WORK TO COMPLETE> For the material that follows, list every line containing the word "true".

RECORDS PROVIDED>
+ + + + +

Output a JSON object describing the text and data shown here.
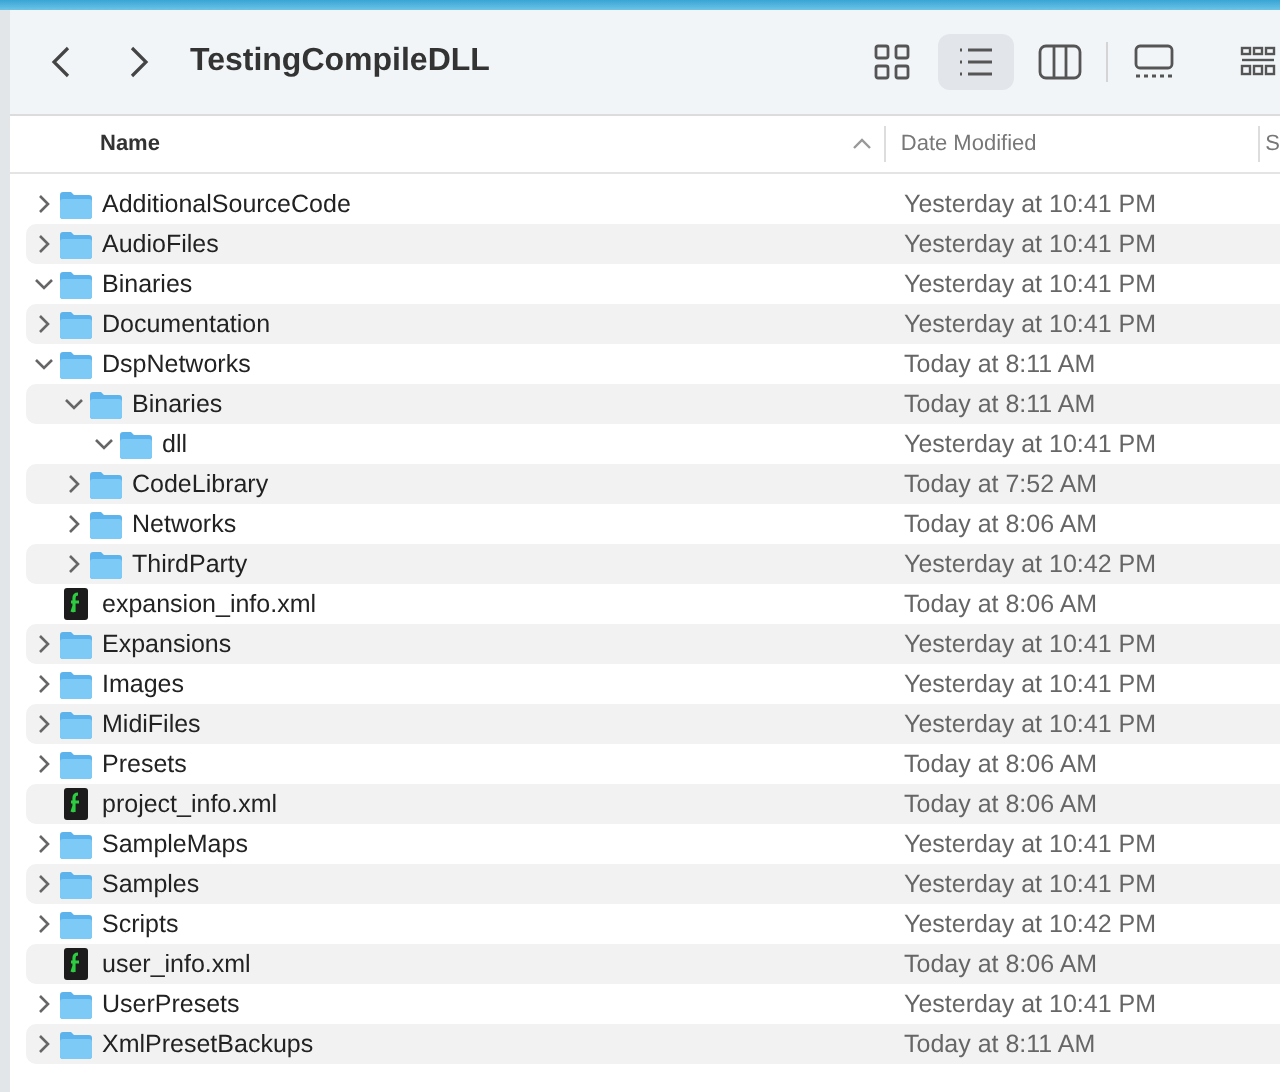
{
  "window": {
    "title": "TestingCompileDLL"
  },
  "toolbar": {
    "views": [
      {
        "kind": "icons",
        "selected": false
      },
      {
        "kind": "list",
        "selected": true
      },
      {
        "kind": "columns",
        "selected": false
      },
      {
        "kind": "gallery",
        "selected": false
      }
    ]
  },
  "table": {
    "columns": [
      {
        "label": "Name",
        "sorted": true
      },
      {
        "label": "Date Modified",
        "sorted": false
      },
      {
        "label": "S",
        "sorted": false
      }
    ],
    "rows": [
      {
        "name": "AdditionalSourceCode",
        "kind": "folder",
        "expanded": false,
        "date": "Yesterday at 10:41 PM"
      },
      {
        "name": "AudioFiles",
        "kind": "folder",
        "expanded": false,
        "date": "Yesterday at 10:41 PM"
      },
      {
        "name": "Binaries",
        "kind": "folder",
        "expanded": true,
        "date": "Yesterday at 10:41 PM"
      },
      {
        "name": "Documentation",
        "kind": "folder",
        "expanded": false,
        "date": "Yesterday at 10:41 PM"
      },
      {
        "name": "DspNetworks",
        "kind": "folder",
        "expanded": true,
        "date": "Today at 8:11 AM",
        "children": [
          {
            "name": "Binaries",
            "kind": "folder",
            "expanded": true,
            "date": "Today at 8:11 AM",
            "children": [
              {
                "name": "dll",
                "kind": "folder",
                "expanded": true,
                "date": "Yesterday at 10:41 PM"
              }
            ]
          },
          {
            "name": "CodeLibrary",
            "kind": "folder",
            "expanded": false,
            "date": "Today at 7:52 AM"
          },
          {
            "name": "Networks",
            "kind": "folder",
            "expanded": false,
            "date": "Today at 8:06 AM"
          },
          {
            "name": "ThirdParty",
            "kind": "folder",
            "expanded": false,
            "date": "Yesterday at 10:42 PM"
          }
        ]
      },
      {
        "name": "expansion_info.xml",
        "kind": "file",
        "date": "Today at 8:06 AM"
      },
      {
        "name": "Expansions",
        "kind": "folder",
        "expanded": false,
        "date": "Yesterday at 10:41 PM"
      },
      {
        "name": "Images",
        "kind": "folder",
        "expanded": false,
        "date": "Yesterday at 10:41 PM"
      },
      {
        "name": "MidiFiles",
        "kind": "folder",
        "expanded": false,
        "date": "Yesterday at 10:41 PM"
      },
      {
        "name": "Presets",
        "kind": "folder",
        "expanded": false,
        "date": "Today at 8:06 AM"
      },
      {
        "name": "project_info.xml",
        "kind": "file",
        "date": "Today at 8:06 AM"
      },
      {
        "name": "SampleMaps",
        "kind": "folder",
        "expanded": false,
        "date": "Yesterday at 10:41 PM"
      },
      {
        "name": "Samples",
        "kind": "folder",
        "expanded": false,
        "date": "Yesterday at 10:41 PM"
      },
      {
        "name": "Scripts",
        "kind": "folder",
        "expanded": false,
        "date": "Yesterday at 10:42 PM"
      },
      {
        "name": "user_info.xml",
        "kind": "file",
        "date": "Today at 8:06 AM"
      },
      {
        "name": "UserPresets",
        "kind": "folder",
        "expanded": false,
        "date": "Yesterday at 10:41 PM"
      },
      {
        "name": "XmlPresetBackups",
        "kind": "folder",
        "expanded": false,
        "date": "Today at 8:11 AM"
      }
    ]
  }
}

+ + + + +

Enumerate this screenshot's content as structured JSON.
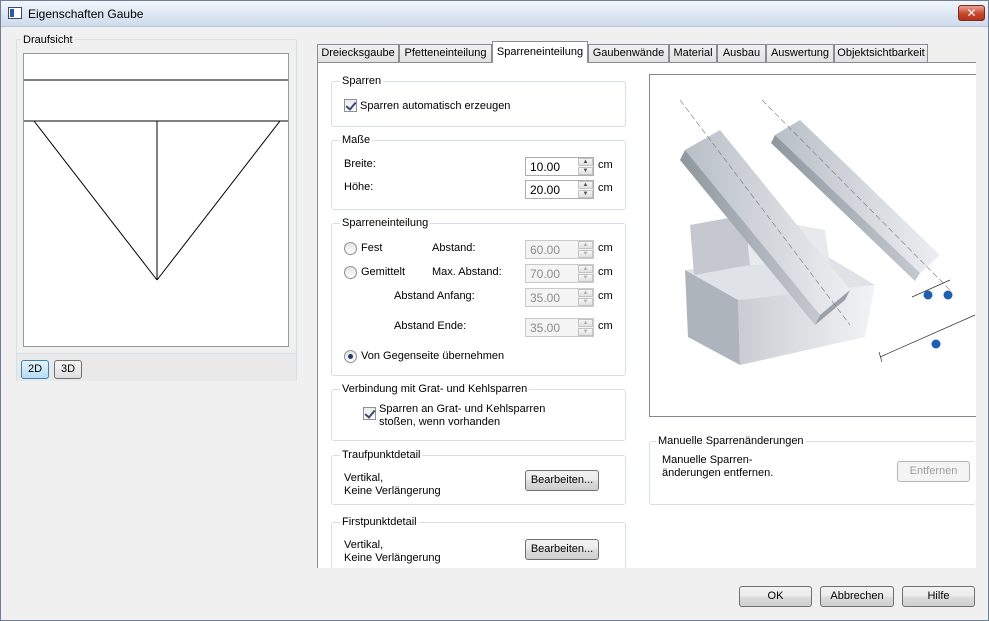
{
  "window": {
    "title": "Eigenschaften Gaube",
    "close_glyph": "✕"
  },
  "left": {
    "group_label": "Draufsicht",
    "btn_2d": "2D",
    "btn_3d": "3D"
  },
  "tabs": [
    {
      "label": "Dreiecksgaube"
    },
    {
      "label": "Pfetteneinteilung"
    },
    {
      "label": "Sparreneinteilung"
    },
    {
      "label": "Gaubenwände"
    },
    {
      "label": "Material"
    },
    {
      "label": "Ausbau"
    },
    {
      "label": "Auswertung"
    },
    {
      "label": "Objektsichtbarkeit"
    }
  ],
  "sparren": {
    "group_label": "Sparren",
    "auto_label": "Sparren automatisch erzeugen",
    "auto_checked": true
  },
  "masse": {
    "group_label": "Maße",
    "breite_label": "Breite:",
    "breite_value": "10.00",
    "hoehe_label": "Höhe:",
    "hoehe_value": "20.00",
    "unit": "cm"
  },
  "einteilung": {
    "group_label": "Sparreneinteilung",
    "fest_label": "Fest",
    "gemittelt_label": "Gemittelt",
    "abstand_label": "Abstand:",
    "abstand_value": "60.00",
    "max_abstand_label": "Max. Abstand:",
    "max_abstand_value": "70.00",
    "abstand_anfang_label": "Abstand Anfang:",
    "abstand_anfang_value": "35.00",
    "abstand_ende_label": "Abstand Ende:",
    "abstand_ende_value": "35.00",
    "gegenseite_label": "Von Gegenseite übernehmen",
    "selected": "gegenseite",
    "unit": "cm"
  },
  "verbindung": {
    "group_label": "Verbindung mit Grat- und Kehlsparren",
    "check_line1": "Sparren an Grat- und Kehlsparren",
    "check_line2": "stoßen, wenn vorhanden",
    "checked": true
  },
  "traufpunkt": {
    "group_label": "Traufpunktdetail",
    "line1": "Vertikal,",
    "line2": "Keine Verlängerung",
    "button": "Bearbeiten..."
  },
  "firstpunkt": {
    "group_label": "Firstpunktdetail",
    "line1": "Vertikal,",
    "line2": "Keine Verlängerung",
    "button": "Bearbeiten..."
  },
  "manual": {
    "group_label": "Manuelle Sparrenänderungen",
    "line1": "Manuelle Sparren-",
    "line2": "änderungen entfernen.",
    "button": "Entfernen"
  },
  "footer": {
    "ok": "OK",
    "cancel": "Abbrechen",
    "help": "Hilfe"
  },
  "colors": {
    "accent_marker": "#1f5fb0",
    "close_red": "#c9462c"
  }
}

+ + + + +

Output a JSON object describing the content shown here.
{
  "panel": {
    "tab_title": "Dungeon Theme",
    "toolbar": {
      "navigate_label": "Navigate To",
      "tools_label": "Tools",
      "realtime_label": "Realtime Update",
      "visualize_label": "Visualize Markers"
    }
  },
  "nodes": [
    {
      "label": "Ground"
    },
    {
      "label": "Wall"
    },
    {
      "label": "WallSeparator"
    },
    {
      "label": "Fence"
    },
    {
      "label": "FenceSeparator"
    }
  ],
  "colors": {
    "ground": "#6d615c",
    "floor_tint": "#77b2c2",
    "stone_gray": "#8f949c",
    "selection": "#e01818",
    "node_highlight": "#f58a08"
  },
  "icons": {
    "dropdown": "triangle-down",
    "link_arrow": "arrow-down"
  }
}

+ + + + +

TASK SOLUTION>
        "selected": true
        "sorted": true
        "expanded": true,
        "expanded": true,
            "expanded": true,
                "expanded": true,
    "auto_checked": true
    "checked": true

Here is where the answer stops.